[Supplied information — start]

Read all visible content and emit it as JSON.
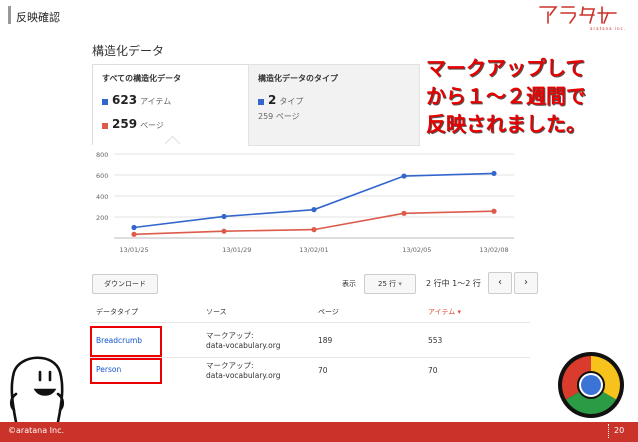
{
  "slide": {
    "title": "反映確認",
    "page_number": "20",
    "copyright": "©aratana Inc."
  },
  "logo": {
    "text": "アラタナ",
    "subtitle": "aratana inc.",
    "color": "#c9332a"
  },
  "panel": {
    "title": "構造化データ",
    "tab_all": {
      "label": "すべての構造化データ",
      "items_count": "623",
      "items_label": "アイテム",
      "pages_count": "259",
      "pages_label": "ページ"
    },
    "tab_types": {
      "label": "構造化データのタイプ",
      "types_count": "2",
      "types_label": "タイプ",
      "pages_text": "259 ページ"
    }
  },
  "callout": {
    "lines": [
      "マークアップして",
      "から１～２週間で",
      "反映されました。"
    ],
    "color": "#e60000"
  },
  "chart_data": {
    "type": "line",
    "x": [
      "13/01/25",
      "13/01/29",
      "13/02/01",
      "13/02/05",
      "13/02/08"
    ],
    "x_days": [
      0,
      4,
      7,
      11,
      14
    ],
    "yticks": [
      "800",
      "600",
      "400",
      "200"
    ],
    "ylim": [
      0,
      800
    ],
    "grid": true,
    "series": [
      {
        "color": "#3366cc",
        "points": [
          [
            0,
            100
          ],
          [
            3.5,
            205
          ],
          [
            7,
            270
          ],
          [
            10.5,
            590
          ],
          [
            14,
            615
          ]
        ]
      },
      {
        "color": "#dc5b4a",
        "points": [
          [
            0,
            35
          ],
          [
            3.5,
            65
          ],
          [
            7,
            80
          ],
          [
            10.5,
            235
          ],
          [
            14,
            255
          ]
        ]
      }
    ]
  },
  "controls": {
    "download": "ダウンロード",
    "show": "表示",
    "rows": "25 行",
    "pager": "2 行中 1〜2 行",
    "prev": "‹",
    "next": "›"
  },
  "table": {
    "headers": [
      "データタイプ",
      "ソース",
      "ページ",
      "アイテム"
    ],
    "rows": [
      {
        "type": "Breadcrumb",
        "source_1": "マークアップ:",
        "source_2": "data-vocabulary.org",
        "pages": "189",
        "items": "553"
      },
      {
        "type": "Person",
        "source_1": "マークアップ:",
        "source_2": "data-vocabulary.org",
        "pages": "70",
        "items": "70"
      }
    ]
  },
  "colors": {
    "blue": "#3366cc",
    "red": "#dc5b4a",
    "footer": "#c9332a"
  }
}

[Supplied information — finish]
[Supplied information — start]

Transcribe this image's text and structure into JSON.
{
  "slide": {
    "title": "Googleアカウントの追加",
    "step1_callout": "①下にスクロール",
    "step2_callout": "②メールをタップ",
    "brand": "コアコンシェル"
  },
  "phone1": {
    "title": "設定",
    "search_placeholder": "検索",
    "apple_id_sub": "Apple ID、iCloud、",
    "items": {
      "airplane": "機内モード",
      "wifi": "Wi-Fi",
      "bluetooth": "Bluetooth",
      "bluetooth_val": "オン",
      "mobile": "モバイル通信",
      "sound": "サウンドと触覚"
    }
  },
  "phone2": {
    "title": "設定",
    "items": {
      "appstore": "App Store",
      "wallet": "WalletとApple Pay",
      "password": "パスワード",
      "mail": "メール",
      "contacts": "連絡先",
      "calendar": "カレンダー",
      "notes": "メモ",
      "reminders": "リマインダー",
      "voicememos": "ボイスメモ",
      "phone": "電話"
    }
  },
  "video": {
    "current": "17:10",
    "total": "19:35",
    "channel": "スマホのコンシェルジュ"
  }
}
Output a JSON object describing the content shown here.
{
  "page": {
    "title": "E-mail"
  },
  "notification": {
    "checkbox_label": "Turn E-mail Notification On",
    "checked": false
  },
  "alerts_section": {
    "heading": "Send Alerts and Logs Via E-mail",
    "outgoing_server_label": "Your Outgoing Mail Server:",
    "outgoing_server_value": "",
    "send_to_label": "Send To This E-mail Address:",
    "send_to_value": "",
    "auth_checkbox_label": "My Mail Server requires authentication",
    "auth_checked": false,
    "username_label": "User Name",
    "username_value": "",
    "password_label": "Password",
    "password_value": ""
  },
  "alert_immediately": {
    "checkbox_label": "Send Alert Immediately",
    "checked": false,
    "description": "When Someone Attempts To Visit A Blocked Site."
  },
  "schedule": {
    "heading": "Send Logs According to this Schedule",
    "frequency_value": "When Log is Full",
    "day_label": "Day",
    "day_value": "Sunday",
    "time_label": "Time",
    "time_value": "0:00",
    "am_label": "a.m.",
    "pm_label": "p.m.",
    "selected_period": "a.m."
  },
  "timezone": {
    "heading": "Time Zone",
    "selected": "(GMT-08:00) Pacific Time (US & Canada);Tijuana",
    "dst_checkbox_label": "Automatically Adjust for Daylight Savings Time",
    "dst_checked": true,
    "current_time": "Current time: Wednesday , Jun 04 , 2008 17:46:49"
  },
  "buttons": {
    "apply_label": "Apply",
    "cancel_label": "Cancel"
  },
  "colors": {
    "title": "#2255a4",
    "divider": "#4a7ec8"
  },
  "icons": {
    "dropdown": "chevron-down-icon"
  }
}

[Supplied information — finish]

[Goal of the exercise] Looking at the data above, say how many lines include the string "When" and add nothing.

[Solution to the exercise] 2